I’ve been a Mac user for more than two years. Over time I’ve learned lots of useful tips.
Consider this post your “Welcome Guide” into the world of Apple computing.
Let’s start off with some simple shortcuts.
- Press ⌘ ⇧ and 3 at the same time: this will take a screenshot of the whole screen.
- Press ⌘ ⇧ and 4 at the same time (the command, shift and number 4 keys): this allows you to select an area of the screen to take a screenshot.
- Pro Tip: Press ⌘ ⇧ and 4 at the same time and then press Space. This will change the cursor to a camera and you can select a whole window to take a screenshot.
If you don’t know what QuickLook is, go to the Finder, select a file, preferably an image or text file, and press Space.
A beautiful window pops up displaying a preview of the file, allowing you to quickly skim a text file or look at a picture without actually opening any app.
While the QuickLook window is showing you can press the arrow keys to navigate around the files on that folder, and QuickLook will show you a preview of the selected file.
- select a couple of image files and press space.
- In the resulting window, press the button with the four squares, on the top of the QuickLook window.
- Now you’re in Gallery Mode.

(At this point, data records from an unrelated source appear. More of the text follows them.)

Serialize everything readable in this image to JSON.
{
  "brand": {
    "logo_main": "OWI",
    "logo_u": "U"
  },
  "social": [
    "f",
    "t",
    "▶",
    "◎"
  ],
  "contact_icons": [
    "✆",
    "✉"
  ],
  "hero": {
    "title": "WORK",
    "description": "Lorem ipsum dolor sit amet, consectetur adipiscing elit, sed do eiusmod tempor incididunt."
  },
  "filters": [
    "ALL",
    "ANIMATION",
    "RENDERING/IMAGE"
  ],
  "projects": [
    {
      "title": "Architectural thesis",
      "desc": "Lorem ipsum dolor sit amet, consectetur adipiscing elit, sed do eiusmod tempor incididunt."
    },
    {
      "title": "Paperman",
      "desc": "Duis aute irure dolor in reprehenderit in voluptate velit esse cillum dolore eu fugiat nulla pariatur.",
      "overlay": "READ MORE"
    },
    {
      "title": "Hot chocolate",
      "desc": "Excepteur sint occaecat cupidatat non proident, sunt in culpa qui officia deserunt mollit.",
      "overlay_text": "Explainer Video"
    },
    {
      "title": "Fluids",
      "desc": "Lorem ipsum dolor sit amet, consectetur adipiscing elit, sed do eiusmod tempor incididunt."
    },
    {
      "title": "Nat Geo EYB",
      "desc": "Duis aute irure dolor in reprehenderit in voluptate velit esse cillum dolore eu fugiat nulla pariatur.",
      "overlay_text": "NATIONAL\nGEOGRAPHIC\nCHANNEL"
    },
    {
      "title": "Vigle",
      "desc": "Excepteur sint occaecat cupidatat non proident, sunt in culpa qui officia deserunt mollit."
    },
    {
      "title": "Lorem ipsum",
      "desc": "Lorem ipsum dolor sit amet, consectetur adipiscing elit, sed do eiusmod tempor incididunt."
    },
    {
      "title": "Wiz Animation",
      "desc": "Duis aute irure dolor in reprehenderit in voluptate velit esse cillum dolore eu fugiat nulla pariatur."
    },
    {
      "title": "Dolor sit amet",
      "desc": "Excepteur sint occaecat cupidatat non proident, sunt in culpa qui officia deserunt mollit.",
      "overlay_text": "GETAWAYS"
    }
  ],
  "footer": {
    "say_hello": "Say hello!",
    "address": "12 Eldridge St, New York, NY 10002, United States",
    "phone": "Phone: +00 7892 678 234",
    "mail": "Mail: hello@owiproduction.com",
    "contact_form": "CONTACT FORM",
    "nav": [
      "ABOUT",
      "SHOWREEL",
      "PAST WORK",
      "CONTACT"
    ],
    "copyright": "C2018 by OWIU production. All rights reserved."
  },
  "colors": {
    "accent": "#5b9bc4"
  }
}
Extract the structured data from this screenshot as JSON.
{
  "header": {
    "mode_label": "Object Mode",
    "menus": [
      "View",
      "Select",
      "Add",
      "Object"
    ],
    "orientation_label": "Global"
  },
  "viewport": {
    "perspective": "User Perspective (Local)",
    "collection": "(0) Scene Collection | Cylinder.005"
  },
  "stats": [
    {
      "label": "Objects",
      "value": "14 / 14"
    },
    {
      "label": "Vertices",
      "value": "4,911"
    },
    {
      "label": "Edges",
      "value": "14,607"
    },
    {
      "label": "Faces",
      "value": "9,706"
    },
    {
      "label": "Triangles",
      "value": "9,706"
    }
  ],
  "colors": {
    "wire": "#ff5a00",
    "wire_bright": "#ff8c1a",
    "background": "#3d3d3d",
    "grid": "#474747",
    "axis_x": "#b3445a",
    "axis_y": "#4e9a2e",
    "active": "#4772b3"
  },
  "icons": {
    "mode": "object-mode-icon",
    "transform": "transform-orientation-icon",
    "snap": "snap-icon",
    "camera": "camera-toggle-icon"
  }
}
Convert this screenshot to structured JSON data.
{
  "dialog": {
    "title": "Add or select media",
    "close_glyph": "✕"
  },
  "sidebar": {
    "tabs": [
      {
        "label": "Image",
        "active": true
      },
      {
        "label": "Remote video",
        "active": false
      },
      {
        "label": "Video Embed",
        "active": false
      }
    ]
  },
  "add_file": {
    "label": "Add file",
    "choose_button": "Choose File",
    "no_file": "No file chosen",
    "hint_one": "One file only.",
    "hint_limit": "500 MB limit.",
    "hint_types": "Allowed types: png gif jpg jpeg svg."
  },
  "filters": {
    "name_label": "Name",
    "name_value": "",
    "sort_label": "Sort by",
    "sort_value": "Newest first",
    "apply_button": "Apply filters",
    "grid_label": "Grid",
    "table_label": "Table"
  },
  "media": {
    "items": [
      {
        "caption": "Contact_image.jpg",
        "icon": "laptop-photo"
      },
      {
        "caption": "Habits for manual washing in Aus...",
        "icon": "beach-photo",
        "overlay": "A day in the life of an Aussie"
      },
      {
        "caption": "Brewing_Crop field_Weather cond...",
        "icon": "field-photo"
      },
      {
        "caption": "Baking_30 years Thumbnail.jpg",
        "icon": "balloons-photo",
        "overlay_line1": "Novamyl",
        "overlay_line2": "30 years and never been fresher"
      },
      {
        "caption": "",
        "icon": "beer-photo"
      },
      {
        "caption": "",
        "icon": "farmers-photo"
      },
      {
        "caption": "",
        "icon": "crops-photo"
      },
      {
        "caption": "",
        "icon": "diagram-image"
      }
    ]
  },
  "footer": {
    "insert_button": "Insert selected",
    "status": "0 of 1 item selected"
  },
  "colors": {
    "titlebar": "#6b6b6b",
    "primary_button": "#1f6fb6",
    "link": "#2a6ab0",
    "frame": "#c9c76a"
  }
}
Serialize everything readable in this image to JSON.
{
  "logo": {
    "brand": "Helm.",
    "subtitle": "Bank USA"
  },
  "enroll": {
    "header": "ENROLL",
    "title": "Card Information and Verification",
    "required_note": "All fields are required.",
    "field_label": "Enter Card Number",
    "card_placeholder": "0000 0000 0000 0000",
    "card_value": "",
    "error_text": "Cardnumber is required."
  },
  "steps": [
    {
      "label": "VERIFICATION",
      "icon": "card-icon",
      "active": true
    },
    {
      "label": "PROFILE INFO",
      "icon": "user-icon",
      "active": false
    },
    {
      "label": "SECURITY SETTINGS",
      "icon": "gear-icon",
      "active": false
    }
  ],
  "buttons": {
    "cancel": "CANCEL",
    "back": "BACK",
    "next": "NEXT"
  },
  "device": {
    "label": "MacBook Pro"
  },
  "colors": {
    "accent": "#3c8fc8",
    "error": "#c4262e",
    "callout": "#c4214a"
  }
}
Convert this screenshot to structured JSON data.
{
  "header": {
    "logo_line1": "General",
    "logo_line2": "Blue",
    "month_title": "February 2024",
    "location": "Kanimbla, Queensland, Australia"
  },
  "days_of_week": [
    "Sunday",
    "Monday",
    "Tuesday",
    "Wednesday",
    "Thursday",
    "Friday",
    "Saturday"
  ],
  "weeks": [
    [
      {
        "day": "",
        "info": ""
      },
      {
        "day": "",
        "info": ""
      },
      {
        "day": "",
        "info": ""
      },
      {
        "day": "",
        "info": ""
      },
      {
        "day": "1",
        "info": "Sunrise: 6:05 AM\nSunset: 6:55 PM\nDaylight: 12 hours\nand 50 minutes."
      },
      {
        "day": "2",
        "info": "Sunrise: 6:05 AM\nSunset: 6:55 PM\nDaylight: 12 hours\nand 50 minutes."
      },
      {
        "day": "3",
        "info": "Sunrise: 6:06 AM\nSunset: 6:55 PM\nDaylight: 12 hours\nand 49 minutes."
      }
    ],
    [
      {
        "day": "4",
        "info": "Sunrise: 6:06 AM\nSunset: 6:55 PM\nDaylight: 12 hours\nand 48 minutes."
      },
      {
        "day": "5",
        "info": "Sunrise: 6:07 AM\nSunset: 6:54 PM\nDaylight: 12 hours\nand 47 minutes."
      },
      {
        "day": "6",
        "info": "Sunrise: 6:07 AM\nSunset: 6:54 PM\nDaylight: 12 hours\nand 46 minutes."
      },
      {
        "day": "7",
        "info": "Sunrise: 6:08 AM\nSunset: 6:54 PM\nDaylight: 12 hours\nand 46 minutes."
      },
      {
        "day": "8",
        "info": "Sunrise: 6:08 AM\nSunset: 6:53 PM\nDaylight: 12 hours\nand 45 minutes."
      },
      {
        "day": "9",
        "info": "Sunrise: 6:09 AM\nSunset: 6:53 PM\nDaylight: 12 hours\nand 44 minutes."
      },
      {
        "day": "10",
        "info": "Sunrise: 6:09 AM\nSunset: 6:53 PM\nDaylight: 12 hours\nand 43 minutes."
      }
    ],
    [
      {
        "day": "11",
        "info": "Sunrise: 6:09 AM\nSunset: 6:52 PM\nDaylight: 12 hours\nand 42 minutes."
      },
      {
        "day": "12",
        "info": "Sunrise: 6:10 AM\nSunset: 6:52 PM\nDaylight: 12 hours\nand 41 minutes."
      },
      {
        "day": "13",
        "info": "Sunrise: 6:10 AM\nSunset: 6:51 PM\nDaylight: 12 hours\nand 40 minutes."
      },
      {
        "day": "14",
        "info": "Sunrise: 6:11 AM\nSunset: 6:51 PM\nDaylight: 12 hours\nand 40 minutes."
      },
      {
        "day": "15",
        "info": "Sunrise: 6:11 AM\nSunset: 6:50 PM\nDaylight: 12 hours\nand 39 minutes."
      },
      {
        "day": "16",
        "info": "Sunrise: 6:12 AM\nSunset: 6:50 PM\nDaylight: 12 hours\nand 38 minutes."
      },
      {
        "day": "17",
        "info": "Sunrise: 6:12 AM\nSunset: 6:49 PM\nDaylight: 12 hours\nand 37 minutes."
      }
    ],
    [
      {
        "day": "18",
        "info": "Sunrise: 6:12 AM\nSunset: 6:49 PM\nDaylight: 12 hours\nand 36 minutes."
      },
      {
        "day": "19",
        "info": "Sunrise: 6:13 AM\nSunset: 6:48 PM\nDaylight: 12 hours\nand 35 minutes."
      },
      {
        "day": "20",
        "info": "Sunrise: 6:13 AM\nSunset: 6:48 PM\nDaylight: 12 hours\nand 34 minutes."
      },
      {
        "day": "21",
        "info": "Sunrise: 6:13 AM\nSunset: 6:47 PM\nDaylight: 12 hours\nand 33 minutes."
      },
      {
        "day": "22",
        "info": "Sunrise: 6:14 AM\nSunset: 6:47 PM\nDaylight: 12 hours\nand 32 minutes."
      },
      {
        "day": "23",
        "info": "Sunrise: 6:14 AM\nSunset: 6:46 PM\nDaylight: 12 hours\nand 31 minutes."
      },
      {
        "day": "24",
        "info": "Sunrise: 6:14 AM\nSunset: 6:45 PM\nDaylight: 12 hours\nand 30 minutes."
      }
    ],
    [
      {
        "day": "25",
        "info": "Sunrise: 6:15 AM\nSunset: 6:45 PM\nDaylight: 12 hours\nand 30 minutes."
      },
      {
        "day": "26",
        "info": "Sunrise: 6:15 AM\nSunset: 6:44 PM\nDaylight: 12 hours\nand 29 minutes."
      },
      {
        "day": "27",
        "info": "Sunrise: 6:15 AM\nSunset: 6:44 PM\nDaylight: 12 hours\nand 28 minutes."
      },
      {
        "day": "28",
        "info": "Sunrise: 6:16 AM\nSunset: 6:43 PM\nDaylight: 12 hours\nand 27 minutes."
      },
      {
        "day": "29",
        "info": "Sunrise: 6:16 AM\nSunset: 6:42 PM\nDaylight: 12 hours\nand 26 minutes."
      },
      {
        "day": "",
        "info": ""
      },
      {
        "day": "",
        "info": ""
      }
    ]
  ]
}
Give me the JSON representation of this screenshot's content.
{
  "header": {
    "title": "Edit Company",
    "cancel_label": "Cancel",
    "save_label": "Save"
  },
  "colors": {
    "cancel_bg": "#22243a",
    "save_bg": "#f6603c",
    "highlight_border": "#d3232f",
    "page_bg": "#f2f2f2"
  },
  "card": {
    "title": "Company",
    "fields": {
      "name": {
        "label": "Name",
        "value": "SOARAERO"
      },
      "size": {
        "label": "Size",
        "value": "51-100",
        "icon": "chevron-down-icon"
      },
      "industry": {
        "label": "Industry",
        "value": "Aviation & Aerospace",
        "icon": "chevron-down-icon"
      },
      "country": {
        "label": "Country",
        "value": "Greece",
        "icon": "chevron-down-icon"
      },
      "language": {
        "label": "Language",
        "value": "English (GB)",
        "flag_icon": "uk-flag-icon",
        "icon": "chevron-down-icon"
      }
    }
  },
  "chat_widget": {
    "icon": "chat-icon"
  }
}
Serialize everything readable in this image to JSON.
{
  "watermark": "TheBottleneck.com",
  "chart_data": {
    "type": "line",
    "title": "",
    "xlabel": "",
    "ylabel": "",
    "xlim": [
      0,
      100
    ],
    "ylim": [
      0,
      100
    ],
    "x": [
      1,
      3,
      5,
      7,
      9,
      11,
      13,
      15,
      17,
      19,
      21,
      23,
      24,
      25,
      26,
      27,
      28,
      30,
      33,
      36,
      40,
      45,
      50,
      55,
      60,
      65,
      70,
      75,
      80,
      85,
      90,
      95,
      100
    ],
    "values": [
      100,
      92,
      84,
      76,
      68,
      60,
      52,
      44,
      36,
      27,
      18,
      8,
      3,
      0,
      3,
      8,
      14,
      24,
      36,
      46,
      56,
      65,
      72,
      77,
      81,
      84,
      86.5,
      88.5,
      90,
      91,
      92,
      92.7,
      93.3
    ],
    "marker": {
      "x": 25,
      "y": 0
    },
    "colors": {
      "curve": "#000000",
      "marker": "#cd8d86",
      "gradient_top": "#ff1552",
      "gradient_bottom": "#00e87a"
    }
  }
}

- Go back to regular QuickLook mode.
- Press the Full Screen icon on the top right of the QuickLook icon.
Imagine you’re using your Mac and a friend starts annoying you with detrimental comments, or just asking “why the hell did you get a Mac?”.
You can WOW them with this trick only the pros know:
Hold the shift-key and minimize a window pushing the yellow button on the top left.
You’ll witness a slow-motion version of the minimize animation. This works with any UI animation, for instance, hold shift and press F3 to activate Mission Control.
I love this feature, woes my friends all the time. You can check out a video of me demoing this feature here. Forgive the low quality of the camera.
One thing you must have already noticed is that although prettier, Finder.app is no match to the Windows Explorer in terms of functionality.
By the way, suffixing .app to an application’s name is a developer / Apple evangelist way of referring to apps.
Some weird features of Finder:
- No cut and paste (really?)
- Folders aren’t sorted to the top of the list, being treated as files (technically they’re files, but the user doesn’t need to know that)
- The green button on the left hand corner (Zoom) isn’t consistent. This is a problem with most of the Apple built-in apps.
- Showing hidden files.
Luckily you can fix all of this by installing XtraFinder. This nifty tool adds cut and paste, arranges folders to the top and makes sure Zoom actually maximizes the whole window, as Windows users are accostumed to.
There’s a few other options there and it’s all toggleable.
If you’ve installed apps from the Mac App Store (MAS), you can just go to Launchpad, press the left mouse button down on an app and all the icons will start shivering with an X icon. Just press the X icon for any MAS app to uninstall it.
However, this won’t work for apps downloaded outside the MAS.
If the app you want to uninstall didn’t provide an uninstaller script (it would be placed in the App’s folder inside Launchpad), then you can use AppCleaner.app. This free app will show all the installed apps, widgets and other stuff (did you know you can install custom QuickLook plugins?).
Select what you want to uninstall and AppCleaner will find all the related files spread throughout the system.
Keep your Mac running
Caffeine. It’s what your computer needs if you don’t want it to go to sleep when you leave it alone for a few minutes. Mac OS X has a nasty habit of turning off Wi-Fi connections when it goes to sleep, so Caffeine helps prevent that without going into System Preferences.
Did you know you can now use iMessages on your Mac? Regardless of whether or not you use the iMessage service on your iPhone or iPad, you can now use it from your Mac. You’ll need to be upgraded to Lion, though I doubt many still hold on to Snow Leopard.
Messages.app is still in beta, and will require Mountain Lion, the upcoming OS X upgrade due for a Summer release, once it releases. But until then you can use it on Lion.
I hardly ever open Coconut Battery now, because I know my MBP’s (that’s the short version of MacBook Pro for you newbies) battery isn’t what it used to be. If you’re MacBook is still mint, you canuse Coconut Battery to gloat about the battery’s health.
Retrieving music from your iDevice
So you have some music stored on your iPhone or iPad and want to unload it on your Mac. No problem, iTunes doesn’t allow it, but there’s other ways to do this. Check out Detune.
Not an everyday need for everyone, but imagine you need to edit a file in hexadecimal for some reason? Maybe to hack a feature or something else. There’s plenty of apps that do this, but Hex Fiend is definitely the cleanest.
Performance and Cleaning
There’s only one app that you need to keep your Mac in shape, and no, it’s not that blasted MacKeeper (that app will install hidden startup items, so don’t even think about it). OnyX is the tool of choice, just do all of the various steps, S.M.A.R.T. drive checking, etc… It’ll help!
If you really want to go under the hood of your Mac, download Secrets. This will install a Preference Pane on your System Preferences allowing you to toggle a bunch of hidden features, like Thumbnail icons for folders.